    53. Soytas, Ugur & Sari, Ramazan & Ewing, Bradley T., 2007. "Energy consumption, income, and carbon emissions in the United States," Ecological Economics, Elsevier, vol. 62(3-4), pages 482-489, May.
    54. Tiwari, Aviral Kumar & Shahbaz, Muhammad & Adnan Hye, Qazi Muhammad, 2013. "The environmental Kuznets curve and the role of coal consumption in India: Cointegration and causality analysis in an open economy," Renewable and Sustainable Energy Reviews, Elsevier, vol. 18(C), pages 519-527.
    55. Mozumder, Pallab & Marathe, Achla, 2007. "Causality relationship between electricity consumption and GDP in Bangladesh," Energy Policy, Elsevier, vol. 35(1), pages 395-402, January.
    56. Akinlo, A.E., 2009. "Electricity consumption and economic growth in Nigeria: Evidence from cointegration and co-feature analysis," Journal of Policy Modeling, Elsevier, vol. 31(5), pages 681-693, September.
    57. Ghosh, Sajal, 2002. "Electricity consumption and economic growth in India," Energy Policy, Elsevier, vol. 30(2), pages 125-129, January.
    58. Warr, B.S. & Ayres, R.U., 2010. "Evidence of causality between the quantity and quality of energy consumption and economic growth," Energy, Elsevier, vol. 35(4), pages 1688-1693.
    59. Alam, Mohammad Jahangir & Begum, Ismat Ara & Buysse, Jeroen & Rahman, Sanzidur & Van Huylenbroeck, Guido, 2011. "Dynamic modeling of causal relationship between energy consumption, CO2 emissions and economic growth in India," Renewable and Sustainable Energy Reviews, Elsevier, vol. 15(6), pages 3243-3251, August.
    60. Lean, Hooi Hooi & Smyth, Russell, 2010. "On the dynamics of aggregate output, electricity consumption and exports in Malaysia: Evidence from multivariate Granger causality tests," Applied Energy, Elsevier, vol. 87(6), pages 1963-1971, June.
    61. Ahmed, Mumtaz & Riaz, Khalid & Maqbool Khan, Atif & Bibi, Salma, 2015. "Energy consumption–economic growth nexus for Pakistan: Taming the untamed," Renewable and Sustainable Energy Reviews, Elsevier, vol. 52(C), pages 890-896.
    62. Acaravci, Ali & Ozturk, Ilhan, 2010. "Electricity consumption-growth nexus: Evidence from panel data for transition countries," Energy Economics, Elsevier, vol. 32(3), pages 604-608, May.
    Full references (including those not matched with items on IDEAS)
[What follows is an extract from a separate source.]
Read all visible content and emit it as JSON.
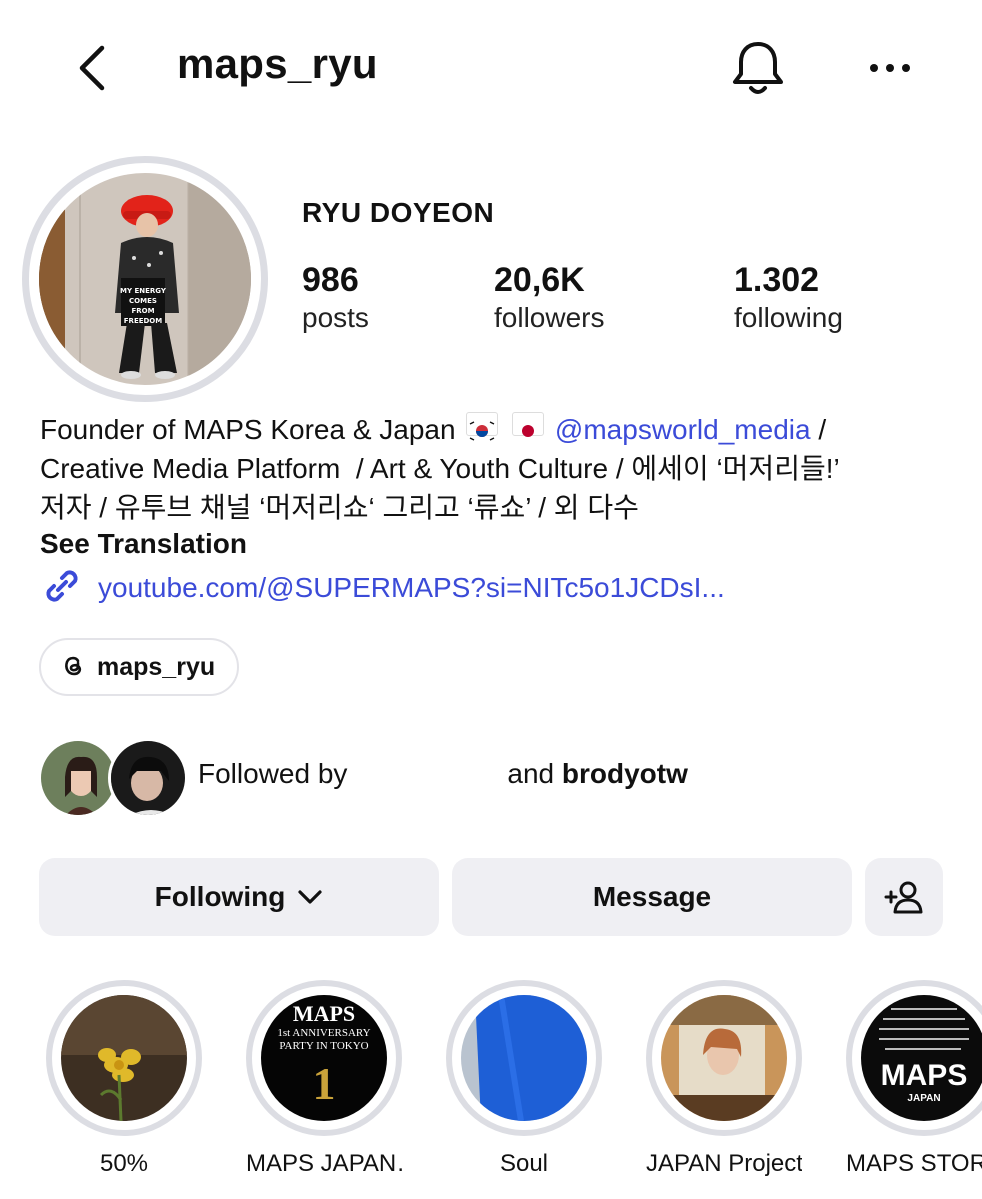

    This item is not listed on Wikipedia, on a reading list or among the top items on IDEAS.

    When requesting a correction, please mention this item's handle: RePEc:eee:rensus:v:72:y:2017:i:c:p:399-406. See general information about how to correct material in RePEc.
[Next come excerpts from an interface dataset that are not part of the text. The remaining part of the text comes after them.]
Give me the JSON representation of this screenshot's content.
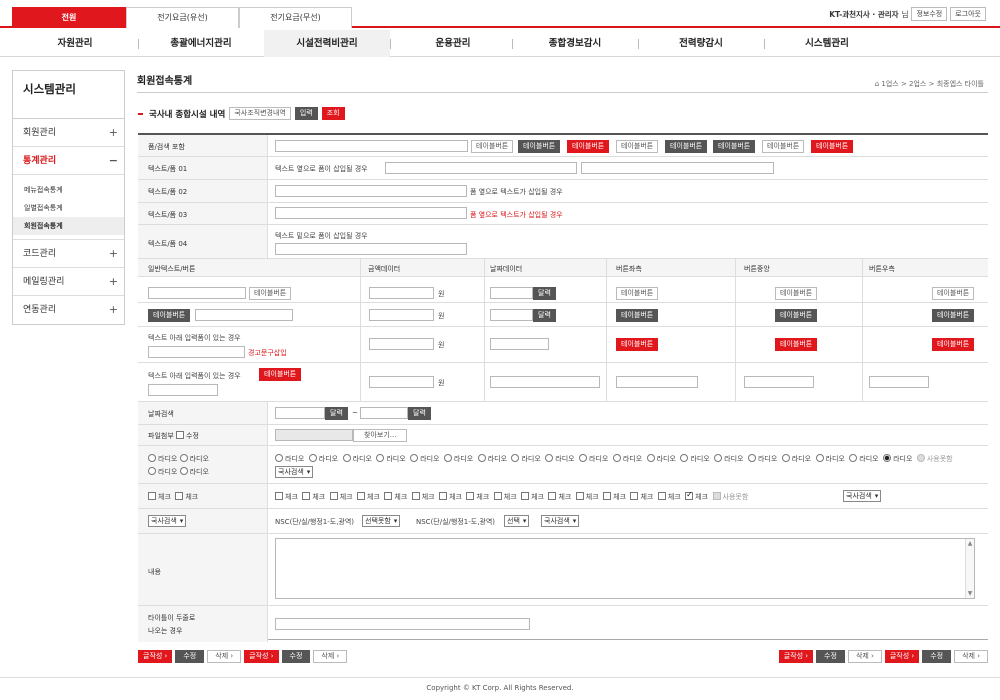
{
  "top_tabs": [
    "전원",
    "전기요금(유선)",
    "전기요금(무선)"
  ],
  "user": {
    "name": "KT-과천지사 · 관리자",
    "suffix": "님",
    "info_btn": "정보수정",
    "logout_btn": "로그아웃"
  },
  "gnav": [
    "자원관리",
    "총괄에너지관리",
    "시설전력비관리",
    "운용관리",
    "종합경보감시",
    "전력량감시",
    "시스템관리"
  ],
  "side": {
    "title": "시스템관리",
    "menus": [
      "회원관리",
      "통계관리",
      "코드관리",
      "메일링관리",
      "연동관리"
    ],
    "sub": [
      "메뉴접속통계",
      "일별접속통계",
      "회원접속통계"
    ],
    "plus": "+",
    "minus": "−"
  },
  "page": {
    "title": "회원접속통계",
    "breadcrumb": "1업스 > 2업스 > 최종엡스 타이틀"
  },
  "section": {
    "title": "국사내 종합시설 내역",
    "btn1": "국사조직변경내역",
    "btn2": "입력",
    "btn3": "조회"
  },
  "labels": {
    "r1": "폼/검색 포함",
    "r2": "텍스트/폼 01",
    "r3": "텍스트/폼 02",
    "r4": "텍스트/폼 03",
    "r5": "텍스트/폼 04",
    "date": "날짜검색",
    "file": "파일첨부",
    "content": "내용",
    "title2": "타이틀이 두줄로",
    "title2b": "나오는 경우"
  },
  "btns": {
    "table": "테이블버튼",
    "cal": "달력",
    "find": "찾아보기...",
    "write": "글작성 ›",
    "edit": "수정",
    "del": "삭제 ›"
  },
  "texts": {
    "t1": "텍스트 옆으로 폼이 삽입될 경우",
    "t2": "폼 옆으로 텍스트가 삽입될 경우",
    "t3": "폼 옆으로 텍스트가 삽입될 경우",
    "t4": "텍스트 밑으로 폼이 삽입될 경우",
    "below1": "텍스트 아래 입력폼이 있는 경우",
    "warn": "경고문구삽입",
    "below2": "텍스트 아래 입력폼이 있는 경우",
    "won": "원",
    "tilde": "~",
    "edit_chk": "수정",
    "nsc": "NSC(단/실/행정1-도,광역)",
    "sel_all": "선택못함",
    "sel": "선택",
    "sel_kuksa": "국사검색",
    "radio": "라디오",
    "radio_dis": "사용못함",
    "check": "체크",
    "check_dis": "사용못함"
  },
  "cols": [
    "일반텍스트/버튼",
    "금액데이터",
    "날짜데이터",
    "버튼좌측",
    "버튼중앙",
    "버튼우측"
  ],
  "footer": "Copyright © KT Corp. All Rights Reserved."
}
    For technical questions regarding this item, or to correct its authors, title, abstract, bibliographic or download information, contact: (Dana Niculescu)

    If you have authored this item and are not yet registered with RePEc, we encourage you to do it here. This allows to link your profile to this item. It also allows you to accept potential citations to this item that we are uncertain about.

    If references are entirely missing, you can add them using this form.

    If the full references list an item that is present in RePEc, but the system did not link to it, you can help with this form.

    If you know of missing items citing this one, you can help us creating those links by adding the relevant references in the same way as above, for each refering item. If you are a registered author of this item, you may also want to check the "citations" tab in your profile, as there may be some citations waiting for confirmation.

    Please note that corrections may take a couple of weeks to filter through the various RePEc services.

    This information is provided to you by IDEAS at the Research Division of the Federal Reserve Bank of St. Louis using RePEc data.